Requirement: Gather every line below where "label" appears.

──────────────────────────────

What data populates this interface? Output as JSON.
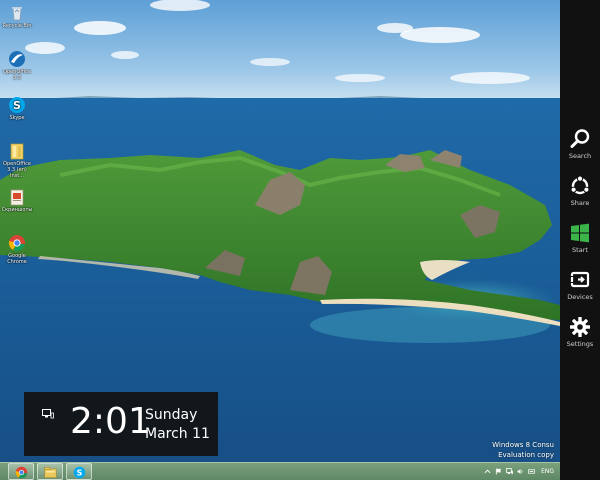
{
  "desktop": {
    "icons": [
      {
        "label": "Recycle Bin",
        "icon": "recycle-bin-icon"
      },
      {
        "label": "OpenOffice\n3.3",
        "icon": "openoffice-icon"
      },
      {
        "label": "Skype",
        "icon": "skype-icon"
      },
      {
        "label": "OpenOffice\n3.3 (en) Inst...",
        "icon": "openoffice-installer-icon"
      },
      {
        "label": "Скриншоты",
        "icon": "folder-icon"
      },
      {
        "label": "Google\nChrome",
        "icon": "chrome-icon"
      }
    ]
  },
  "clock": {
    "time": "2:01",
    "day": "Sunday",
    "date": "March 11",
    "status_icon": "network-icon"
  },
  "watermark": {
    "line1": "Windows 8 Consu",
    "line2": "Evaluation copy"
  },
  "taskbar": {
    "pinned": [
      {
        "icon": "chrome-icon"
      },
      {
        "icon": "file-explorer-icon"
      },
      {
        "icon": "skype-icon"
      }
    ],
    "tray": {
      "icons": [
        "chevron-up-icon",
        "flag-icon",
        "network-icon",
        "volume-icon",
        "keyboard-icon"
      ],
      "language": "ENG"
    }
  },
  "charms": [
    {
      "label": "Search",
      "icon": "search-icon"
    },
    {
      "label": "Share",
      "icon": "share-icon"
    },
    {
      "label": "Start",
      "icon": "windows-logo-icon",
      "accent": "#3bb449"
    },
    {
      "label": "Devices",
      "icon": "devices-icon"
    },
    {
      "label": "Settings",
      "icon": "gear-icon"
    }
  ],
  "colors": {
    "charms_bar": "#111111",
    "start_accent": "#3bb449",
    "taskbar": "#6f9a72"
  }
}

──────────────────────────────

Exercise output:
        "label": "Recycle Bin",
        "label": "OpenOffice\n3.3",
        "label": "Skype",
        "label": "OpenOffice\n3.3 (en) Inst...",
        "label": "Скриншоты",
        "label": "Google\nChrome",
      "label": "Search",
      "label": "Share",
      "label": "Start",
      "label": "Devices",
      "label": "Settings",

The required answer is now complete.